Monday, January 30, 2006

Viruses Don't Kill People; Human Behaviour Kills People

Here's my contribution to the killer flu debate: I call it the Law of Virulence. There's a good chance it's overly simple and probably not original. But it sill makes a point.

Simply saying that the virulence of a pathogen within the population goes up when population density goes up, down when resistance goes up. By population resistance I refer to a combination of factors such as pre-existing immunity (ie through vaccination), innate immune status, general health and nutrition level, hygeine habits (ie frequency of handwashing), food preparation habits, agricultural practices, etc. etc. It is the inverse of susceptibility.

This law is built on the fact variants with a capcity for lethality have always existed within the various quaspecies of pathogens continuously circulating within human and animal populations.
However, since infectious spread is severly compromised by high virulence, such strains can take hold when infectivity is saturated in extremely densely populated groups with high susceptibility. Thus the emergent "killer strains" everyone talks about in the news are not some new creation from thin air, but normally latent strains whose prevalence is increased by changes in human behaviour that increase population density and/or decrease resistance. Unfortunately these two factors are often coupled. For example poverty which decreases resistance through its effects on nutrition and health, tends to be prevalent in overly populated cities.

So don't be afraid of H5N1 or any other pestilence that might be cast down upon our poor helpless souls by the Almighty. Instead, fear the dark side of irresponsible civilizations: poverty, malnutrition, inadequate health care and lack of education within our massive, rapidly growing, and highly interactive global population.


Anonymous Coward said...

neat, so the result of your formula is in ppl/year/km wich makes sense. But if you have 100% resistance. so if lets say (population resistance)= (1.10^6 resistant ppl) / (total population 1.10^6)

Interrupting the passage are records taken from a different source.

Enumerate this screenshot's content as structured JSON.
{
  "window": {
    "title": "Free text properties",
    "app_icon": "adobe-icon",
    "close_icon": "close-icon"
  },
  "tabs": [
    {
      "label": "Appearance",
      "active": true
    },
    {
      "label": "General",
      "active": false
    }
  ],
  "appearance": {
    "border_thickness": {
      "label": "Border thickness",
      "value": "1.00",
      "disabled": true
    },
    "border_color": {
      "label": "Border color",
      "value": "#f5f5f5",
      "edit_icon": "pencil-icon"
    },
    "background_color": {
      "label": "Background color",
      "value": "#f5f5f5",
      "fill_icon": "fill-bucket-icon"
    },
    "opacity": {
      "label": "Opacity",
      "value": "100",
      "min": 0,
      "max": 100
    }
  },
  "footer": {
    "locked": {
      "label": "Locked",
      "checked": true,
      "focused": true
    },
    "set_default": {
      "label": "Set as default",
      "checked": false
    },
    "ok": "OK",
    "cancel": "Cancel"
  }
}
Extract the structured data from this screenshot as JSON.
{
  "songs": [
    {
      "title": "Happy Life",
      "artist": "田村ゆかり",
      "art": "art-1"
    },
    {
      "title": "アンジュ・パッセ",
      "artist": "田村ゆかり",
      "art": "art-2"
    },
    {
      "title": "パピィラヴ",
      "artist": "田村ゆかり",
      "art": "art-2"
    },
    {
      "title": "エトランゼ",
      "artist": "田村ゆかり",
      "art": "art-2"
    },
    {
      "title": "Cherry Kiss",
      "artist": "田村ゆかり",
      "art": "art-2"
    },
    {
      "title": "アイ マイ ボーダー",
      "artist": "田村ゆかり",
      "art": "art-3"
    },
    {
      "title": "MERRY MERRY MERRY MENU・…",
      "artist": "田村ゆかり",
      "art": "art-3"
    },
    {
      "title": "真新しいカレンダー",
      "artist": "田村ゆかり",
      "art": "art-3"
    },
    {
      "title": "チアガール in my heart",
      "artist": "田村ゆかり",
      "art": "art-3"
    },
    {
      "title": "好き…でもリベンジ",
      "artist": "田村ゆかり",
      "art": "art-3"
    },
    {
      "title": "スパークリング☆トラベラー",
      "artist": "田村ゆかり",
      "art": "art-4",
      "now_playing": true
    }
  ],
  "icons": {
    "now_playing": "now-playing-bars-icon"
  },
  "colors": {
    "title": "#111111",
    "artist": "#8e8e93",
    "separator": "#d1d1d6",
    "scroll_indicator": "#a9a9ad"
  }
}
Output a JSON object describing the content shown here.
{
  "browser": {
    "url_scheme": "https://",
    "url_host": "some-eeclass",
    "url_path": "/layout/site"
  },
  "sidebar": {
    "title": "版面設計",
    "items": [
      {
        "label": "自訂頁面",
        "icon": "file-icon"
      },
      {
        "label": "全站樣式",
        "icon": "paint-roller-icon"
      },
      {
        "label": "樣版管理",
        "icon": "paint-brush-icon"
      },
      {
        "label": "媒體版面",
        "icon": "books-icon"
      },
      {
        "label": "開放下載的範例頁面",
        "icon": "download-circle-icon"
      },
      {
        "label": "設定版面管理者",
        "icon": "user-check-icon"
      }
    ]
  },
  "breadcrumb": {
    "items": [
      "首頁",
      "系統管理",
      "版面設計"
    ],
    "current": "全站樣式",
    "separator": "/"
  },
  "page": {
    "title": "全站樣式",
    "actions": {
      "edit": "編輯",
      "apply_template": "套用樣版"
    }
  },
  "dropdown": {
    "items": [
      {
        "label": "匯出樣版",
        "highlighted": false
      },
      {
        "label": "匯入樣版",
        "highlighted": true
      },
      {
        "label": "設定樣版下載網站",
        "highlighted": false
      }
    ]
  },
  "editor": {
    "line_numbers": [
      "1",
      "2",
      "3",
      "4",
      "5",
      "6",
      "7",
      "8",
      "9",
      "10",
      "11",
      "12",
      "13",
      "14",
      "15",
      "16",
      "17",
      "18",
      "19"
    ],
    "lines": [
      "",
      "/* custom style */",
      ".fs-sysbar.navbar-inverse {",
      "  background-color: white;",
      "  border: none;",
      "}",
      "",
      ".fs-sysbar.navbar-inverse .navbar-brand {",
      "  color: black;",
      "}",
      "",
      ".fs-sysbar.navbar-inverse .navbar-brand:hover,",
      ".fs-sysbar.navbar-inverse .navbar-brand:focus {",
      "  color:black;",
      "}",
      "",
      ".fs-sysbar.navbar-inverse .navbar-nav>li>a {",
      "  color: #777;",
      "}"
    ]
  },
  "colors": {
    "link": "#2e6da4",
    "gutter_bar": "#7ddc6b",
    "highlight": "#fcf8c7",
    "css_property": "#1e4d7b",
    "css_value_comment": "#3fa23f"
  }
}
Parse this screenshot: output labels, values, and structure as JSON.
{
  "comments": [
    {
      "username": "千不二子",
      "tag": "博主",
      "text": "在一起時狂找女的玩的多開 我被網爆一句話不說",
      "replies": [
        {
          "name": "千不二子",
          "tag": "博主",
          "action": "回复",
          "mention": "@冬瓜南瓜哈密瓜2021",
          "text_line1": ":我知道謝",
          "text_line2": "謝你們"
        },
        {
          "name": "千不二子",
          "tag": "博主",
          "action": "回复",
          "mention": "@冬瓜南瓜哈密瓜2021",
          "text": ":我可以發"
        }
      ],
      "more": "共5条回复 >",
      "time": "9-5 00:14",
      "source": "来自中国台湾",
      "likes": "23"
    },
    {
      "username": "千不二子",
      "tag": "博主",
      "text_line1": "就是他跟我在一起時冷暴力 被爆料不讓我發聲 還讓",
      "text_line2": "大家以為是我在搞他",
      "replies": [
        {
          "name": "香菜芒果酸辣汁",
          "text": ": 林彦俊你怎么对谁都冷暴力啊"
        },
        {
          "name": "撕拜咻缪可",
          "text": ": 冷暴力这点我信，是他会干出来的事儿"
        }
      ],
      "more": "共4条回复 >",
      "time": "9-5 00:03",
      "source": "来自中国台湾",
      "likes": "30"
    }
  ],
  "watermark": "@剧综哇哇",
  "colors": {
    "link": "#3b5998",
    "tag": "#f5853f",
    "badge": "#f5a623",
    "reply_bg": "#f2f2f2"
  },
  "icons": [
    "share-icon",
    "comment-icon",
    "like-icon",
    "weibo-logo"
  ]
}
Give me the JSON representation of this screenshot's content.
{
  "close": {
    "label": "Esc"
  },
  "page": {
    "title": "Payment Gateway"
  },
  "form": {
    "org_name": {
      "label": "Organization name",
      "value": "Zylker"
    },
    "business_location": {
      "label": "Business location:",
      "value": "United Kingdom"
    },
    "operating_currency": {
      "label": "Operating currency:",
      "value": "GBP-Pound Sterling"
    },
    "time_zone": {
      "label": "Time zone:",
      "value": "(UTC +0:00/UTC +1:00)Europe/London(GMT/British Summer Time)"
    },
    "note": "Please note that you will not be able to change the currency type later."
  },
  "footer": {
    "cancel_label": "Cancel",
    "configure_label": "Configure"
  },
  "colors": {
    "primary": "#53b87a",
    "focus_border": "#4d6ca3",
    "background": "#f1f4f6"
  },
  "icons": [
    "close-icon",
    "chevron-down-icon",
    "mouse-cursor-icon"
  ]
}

then your death rate is going to be (alpha) X (population density), so unless alpha is zero this is obviously wrong.

how can we improve it?